Your puppy’s potty training schedule could be seriously disrupted if you leave food or a big bowl of water out for them to drink at their leisure.
The process of potty training can be greatly aided by setting regular feeding times and controlling your puppy’s water intake! Your ability to predict when they will need to go potty next will help you prevent accidents as their toilet habits become more predictable.

Typical “Mistakes” New Owners Make

Potty training is one of the many training needs that new students bring to The Puppy Academy. Some brand-new owners merely aren’t aware that they might be engaging in behavior that impedes the potty training process. But hey, it’s a journey, so accidents are bound to happen! Don’t worry if you made a few of these mistakes; if not, but you’re about to start potty training your puppy, note the mistakes that new owners frequently make.

inadequate supervision

A potty accident is certain to occur if you give your puppy too much freedom to roam and you are not watching them. Put your puppy in their crate if you can’t watch them all the time.

Putting excessive demands on your puppy

If they haven’t yet learned how, your puppy isn’t going to let you know when they need to go potty, and if you leave the door open, they won’t go outside on their own. It’s your responsibility to follow them outside to potty in the proper spot and keep to the potty training schedule.

Grant your puppy excessive freedom.

You’re essentially ruining the potty training schedule if you allow free access to food and water throughout the day. It makes it much harder to predict when your puppy will need to go again, and you’ll probably notice more accidents and a puppy who needs to go more frequently. Additionally, if you always leave your back door open to your puppy, for example, it can slow the potty training process and prevent them from learning how to actually hold it for longer periods of time.

Allow your puppy to enter the crate.

Your puppy will be encouraged to relieve themselves in their sleeping area if you start putting a puppy pad in the crate. Do not allow poop pads to enter their crate!

Experiencing emotions

Allowing yourself to become upset only makes you upset. Your puppy won’t learn anything about where they should and shouldn’t go from it. When dealing with your puppy’s minor accidents, exercise patience and composure. Always praise them when they do it correctly (have a little potty party!) and ignore their mistakes, cleaning them up as you go.

Being consistent or failing to recognize signals

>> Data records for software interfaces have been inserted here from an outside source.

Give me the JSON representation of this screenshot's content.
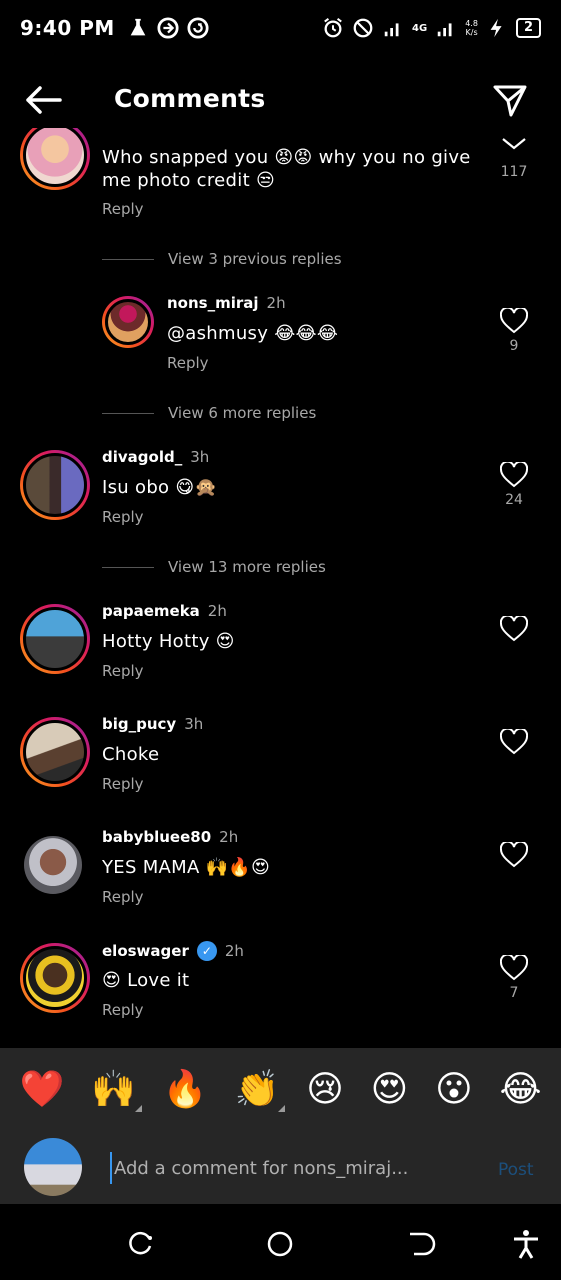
{
  "status": {
    "time": "9:40 PM",
    "network": "4G",
    "speed_value": "4.8",
    "speed_unit": "K/s",
    "battery": "2"
  },
  "header": {
    "title": "Comments"
  },
  "comments": [
    {
      "text": "Who snapped you 😡😡 why you no give me photo credit 😒",
      "reply": "Reply",
      "likes": "117"
    },
    {
      "view_replies": "View 3 previous replies"
    },
    {
      "username": "nons_miraj",
      "time": "2h",
      "text": "@ashmusy 😂😂😂",
      "reply": "Reply",
      "likes": "9"
    },
    {
      "view_replies": "View 6 more replies"
    },
    {
      "username": "divagold_",
      "time": "3h",
      "text": "Isu obo 😋🙊",
      "reply": "Reply",
      "likes": "24"
    },
    {
      "view_replies": "View 13 more replies"
    },
    {
      "username": "papaemeka",
      "time": "2h",
      "text": "Hotty Hotty 😍",
      "reply": "Reply",
      "likes": ""
    },
    {
      "username": "big_pucy",
      "time": "3h",
      "text": "Choke",
      "reply": "Reply",
      "likes": ""
    },
    {
      "username": "babybluee80",
      "time": "2h",
      "text": "YES MAMA 🙌🔥😍",
      "reply": "Reply",
      "likes": ""
    },
    {
      "username": "eloswager",
      "time": "2h",
      "text": "😍 Love it",
      "reply": "Reply",
      "likes": "7",
      "verified_mark": "✓"
    }
  ],
  "reactions": [
    "❤️",
    "🙌",
    "🔥",
    "👏",
    "😢",
    "😍",
    "😮",
    "😂"
  ],
  "input": {
    "placeholder": "Add a comment for nons_miraj...",
    "post_label": "Post"
  },
  "colors": {
    "background": "#000000",
    "panel": "#262626",
    "secondary_text": "#a8a8a8",
    "link_blue": "#3897f0"
  },
  "icons": [
    "back-arrow-icon",
    "send-icon",
    "heart-icon",
    "verified-badge-icon",
    "recent-apps-icon",
    "home-icon",
    "back-nav-icon",
    "accessibility-icon"
  ]
}
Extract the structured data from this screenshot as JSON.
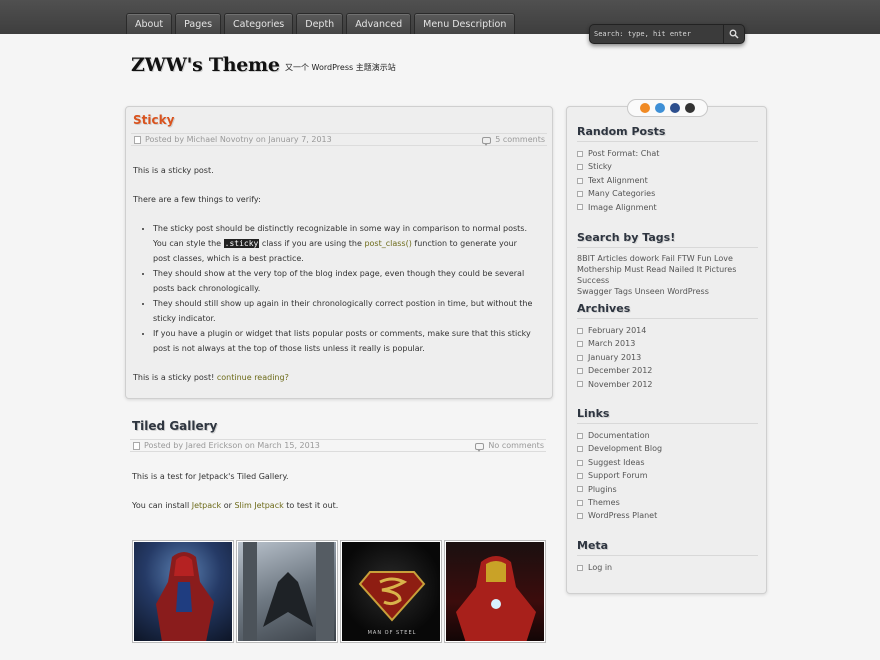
{
  "nav": {
    "tabs": [
      "About",
      "Pages",
      "Categories",
      "Depth",
      "Advanced",
      "Menu Description"
    ]
  },
  "search": {
    "placeholder": "Search: type, hit enter",
    "icon": "search-icon"
  },
  "site": {
    "title": "ZWW's Theme",
    "description": "又一个 WordPress 主题演示站"
  },
  "posts": [
    {
      "title": "Sticky",
      "meta_author": "Posted by Michael Novotny on January 7, 2013",
      "meta_comments": "5 comments",
      "intro": "This is a sticky post.",
      "lead": "There are a few things to verify:",
      "li1_a": "The sticky post should be distinctly recognizable in some way in comparison to normal posts. You can style the ",
      "li1_code": ".sticky",
      "li1_b": " class if you are using the ",
      "li1_link": "post_class()",
      "li1_c": " function to generate your post classes, which is a best practice.",
      "li2": "They should show at the very top of the blog index page, even though they could be several posts back chronologically.",
      "li3": "They should still show up again in their chronologically correct postion in time, but without the sticky indicator.",
      "li4": "If you have a plugin or widget that lists popular posts or comments, make sure that this sticky post is not always at the top of those lists unless it really is popular.",
      "outro": "This is a sticky post! ",
      "more": "continue reading?"
    },
    {
      "title": "Tiled Gallery",
      "meta_author": "Posted by Jared Erickson on March 15, 2013",
      "meta_comments": "No comments",
      "p1": "This is a test for Jetpack's Tiled Gallery.",
      "p2_a": "You can install ",
      "p2_link1": "Jetpack",
      "p2_b": " or ",
      "p2_link2": "Slim Jetpack",
      "p2_c": " to test it out.",
      "thumbs": [
        "spider-man-image",
        "batman-image",
        "man-of-steel-image",
        "iron-man-image"
      ],
      "thumb_text": "MAN OF STEEL"
    }
  ],
  "sidebar": {
    "social": [
      "rss-icon",
      "weibo-icon",
      "facebook-icon",
      "github-icon"
    ],
    "random_posts": {
      "title": "Random Posts",
      "items": [
        "Post Format: Chat",
        "Sticky",
        "Text Alignment",
        "Many Categories",
        "Image Alignment"
      ]
    },
    "tags": {
      "title": "Search by Tags!",
      "line1": "8BIT Articles dowork Fail FTW Fun Love",
      "line2": "Mothership Must Read Nailed It Pictures Success",
      "line3": "Swagger Tags Unseen WordPress"
    },
    "archives": {
      "title": "Archives",
      "items": [
        "February 2014",
        "March 2013",
        "January 2013",
        "December 2012",
        "November 2012"
      ]
    },
    "links": {
      "title": "Links",
      "items": [
        "Documentation",
        "Development Blog",
        "Suggest Ideas",
        "Support Forum",
        "Plugins",
        "Themes",
        "WordPress Planet"
      ]
    },
    "meta": {
      "title": "Meta",
      "items": [
        "Log in"
      ]
    }
  }
}
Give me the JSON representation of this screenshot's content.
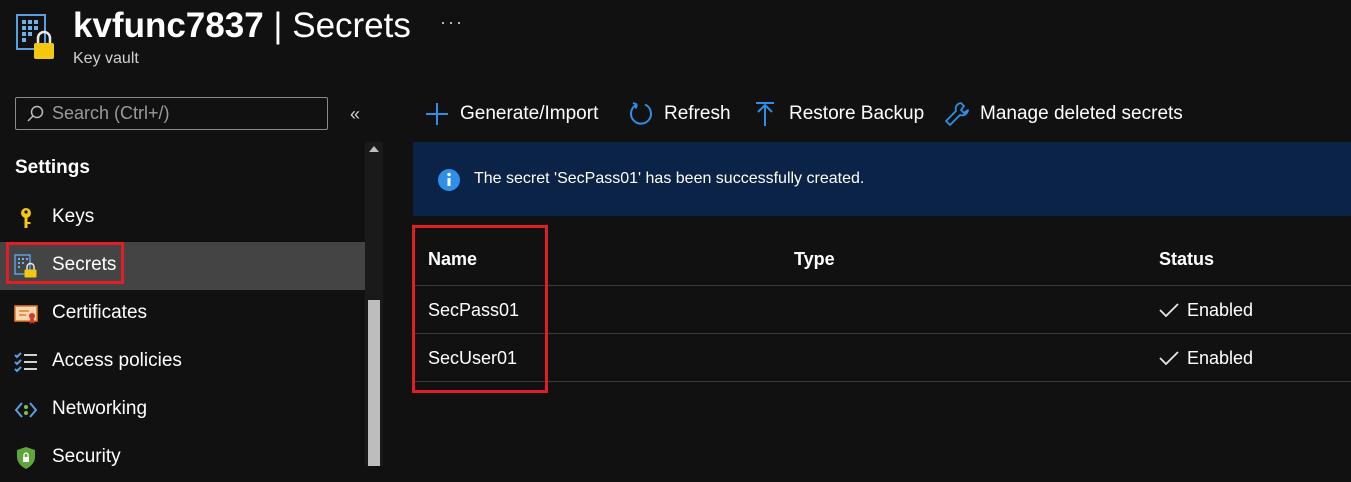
{
  "header": {
    "name": "kvfunc7837",
    "separator": " | ",
    "page": "Secrets",
    "subtitle": "Key vault",
    "more": "···"
  },
  "sidebar": {
    "search_placeholder": "Search (Ctrl+/)",
    "collapse": "«",
    "section_title": "Settings",
    "items": [
      {
        "label": "Keys",
        "icon": "key-icon"
      },
      {
        "label": "Secrets",
        "icon": "secrets-icon",
        "selected": true
      },
      {
        "label": "Certificates",
        "icon": "certificate-icon"
      },
      {
        "label": "Access policies",
        "icon": "access-policies-icon"
      },
      {
        "label": "Networking",
        "icon": "networking-icon"
      },
      {
        "label": "Security",
        "icon": "security-shield-icon"
      }
    ]
  },
  "toolbar": {
    "generate": "Generate/Import",
    "refresh": "Refresh",
    "restore": "Restore Backup",
    "manage": "Manage deleted secrets"
  },
  "banner": {
    "message": "The secret 'SecPass01' has been successfully created."
  },
  "table": {
    "columns": [
      "Name",
      "Type",
      "Status"
    ],
    "rows": [
      {
        "name": "SecPass01",
        "type": "",
        "status": "Enabled"
      },
      {
        "name": "SecUser01",
        "type": "",
        "status": "Enabled"
      }
    ]
  },
  "colors": {
    "background": "#111111",
    "banner": "#0b2346",
    "accent": "#2f8fe8",
    "highlight": "#e01e26",
    "selected": "#444444"
  }
}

If your puppy has an accident, you might be neglecting their signals or accidentally messing up the potty training schedule! Did they simply drink water or tea before being improperly removed? Did they whine because they wanted to communicate with you but you didn’t hear them? Did you let them out, thinking they left, only to have them return inside and leave again? All of these things give us feedback on what we can do better the next time, which is frequently just to be more consistent with our schedules and pay closer attention to them.

Keys to Successful Potty Training

To successfully potty train your puppy, keep in mind the order of consistency, patience, and lots of praise. A crate and other tools can be very helpful in the potty training process, and keeping a schedule will help your puppy learn a habit that will last. However, your temperament as a whole has a big impact on how your puppy grows. You’re your puppy’s best resource for potty training, so encourage them the most when they get it right and don’t worry about the slip-accidents.